Instead of society responding haphazardly to one conservation crisis or threat after another, WWF is focusing on developing a roadmap that considers not only a single present concern or threat, such as species loss or deforestation, but to also explicitly consider the larger system dynamics of implementing conservation policy, including the potential synergies and tradeoffs amongst both conservation and development goals. Improving our understanding of meaningful ways to embed this approach into larger policy decisions is paramount to conservation success.
What is attractive about this approach in terms of planning decisions is that it does not require agreement on (1) the motivations underlying the tradeoffs that individual people or entities are willing to make (i.e., the reasons that people want to protect ecosystems or biodiversity) or (2) what considerations beyond an assessment of trade-offs should enter into public policy.

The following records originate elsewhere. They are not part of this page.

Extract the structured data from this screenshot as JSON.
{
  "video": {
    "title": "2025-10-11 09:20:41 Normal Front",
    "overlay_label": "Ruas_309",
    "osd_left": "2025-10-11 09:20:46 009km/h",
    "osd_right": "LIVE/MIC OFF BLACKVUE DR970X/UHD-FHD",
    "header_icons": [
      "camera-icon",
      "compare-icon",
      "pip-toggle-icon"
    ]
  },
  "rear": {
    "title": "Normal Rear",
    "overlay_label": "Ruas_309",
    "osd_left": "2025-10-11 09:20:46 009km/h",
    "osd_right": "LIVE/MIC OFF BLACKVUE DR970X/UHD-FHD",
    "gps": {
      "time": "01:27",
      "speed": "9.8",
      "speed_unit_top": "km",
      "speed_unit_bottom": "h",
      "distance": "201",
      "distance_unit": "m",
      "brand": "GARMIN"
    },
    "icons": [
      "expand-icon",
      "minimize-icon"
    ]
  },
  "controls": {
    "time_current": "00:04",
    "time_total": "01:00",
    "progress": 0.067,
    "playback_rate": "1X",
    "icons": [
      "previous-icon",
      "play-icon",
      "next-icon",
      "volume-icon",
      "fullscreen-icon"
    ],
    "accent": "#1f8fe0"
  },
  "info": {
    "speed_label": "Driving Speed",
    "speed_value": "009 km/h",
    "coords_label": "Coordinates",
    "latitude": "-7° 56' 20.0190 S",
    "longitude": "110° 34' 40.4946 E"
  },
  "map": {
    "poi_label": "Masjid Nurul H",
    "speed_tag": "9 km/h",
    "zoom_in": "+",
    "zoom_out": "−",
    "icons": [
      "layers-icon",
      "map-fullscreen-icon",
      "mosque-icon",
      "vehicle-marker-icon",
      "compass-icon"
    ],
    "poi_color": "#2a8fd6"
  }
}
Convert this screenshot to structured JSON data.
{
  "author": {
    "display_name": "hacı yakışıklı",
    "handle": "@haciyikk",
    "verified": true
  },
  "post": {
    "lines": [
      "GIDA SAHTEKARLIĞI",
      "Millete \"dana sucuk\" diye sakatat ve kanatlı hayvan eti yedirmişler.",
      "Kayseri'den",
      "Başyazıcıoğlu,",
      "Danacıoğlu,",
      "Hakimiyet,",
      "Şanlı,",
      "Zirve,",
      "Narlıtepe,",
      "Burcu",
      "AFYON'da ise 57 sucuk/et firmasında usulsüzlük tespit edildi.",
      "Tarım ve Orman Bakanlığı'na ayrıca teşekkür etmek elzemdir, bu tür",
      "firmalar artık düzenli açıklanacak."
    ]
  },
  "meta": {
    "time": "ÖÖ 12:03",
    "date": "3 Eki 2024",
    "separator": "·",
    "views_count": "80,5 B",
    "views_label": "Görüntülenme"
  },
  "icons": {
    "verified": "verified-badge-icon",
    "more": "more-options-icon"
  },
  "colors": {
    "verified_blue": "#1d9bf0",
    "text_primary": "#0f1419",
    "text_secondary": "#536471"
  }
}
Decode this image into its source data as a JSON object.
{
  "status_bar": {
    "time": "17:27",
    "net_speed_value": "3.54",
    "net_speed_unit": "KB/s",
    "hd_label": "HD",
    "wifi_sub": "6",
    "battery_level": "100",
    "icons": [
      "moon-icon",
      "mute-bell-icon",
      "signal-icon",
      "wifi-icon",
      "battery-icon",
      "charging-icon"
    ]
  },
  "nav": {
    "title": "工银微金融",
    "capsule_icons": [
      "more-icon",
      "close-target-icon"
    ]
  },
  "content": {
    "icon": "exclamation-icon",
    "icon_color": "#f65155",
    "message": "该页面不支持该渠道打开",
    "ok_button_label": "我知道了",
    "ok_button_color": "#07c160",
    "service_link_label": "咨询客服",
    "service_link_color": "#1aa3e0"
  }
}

By recasting the conservation decision-making process to focus on the relevance and assessment of trade-offs, it increases the likelihood that all participants will be able to find greater common ground for collaboration, even if they hold very disparate views on other issues. In turn, this should allow greater progress toward designing and implementing policies or plans designed to protect not only the biodiversity but also the ecosystems and the services they provide.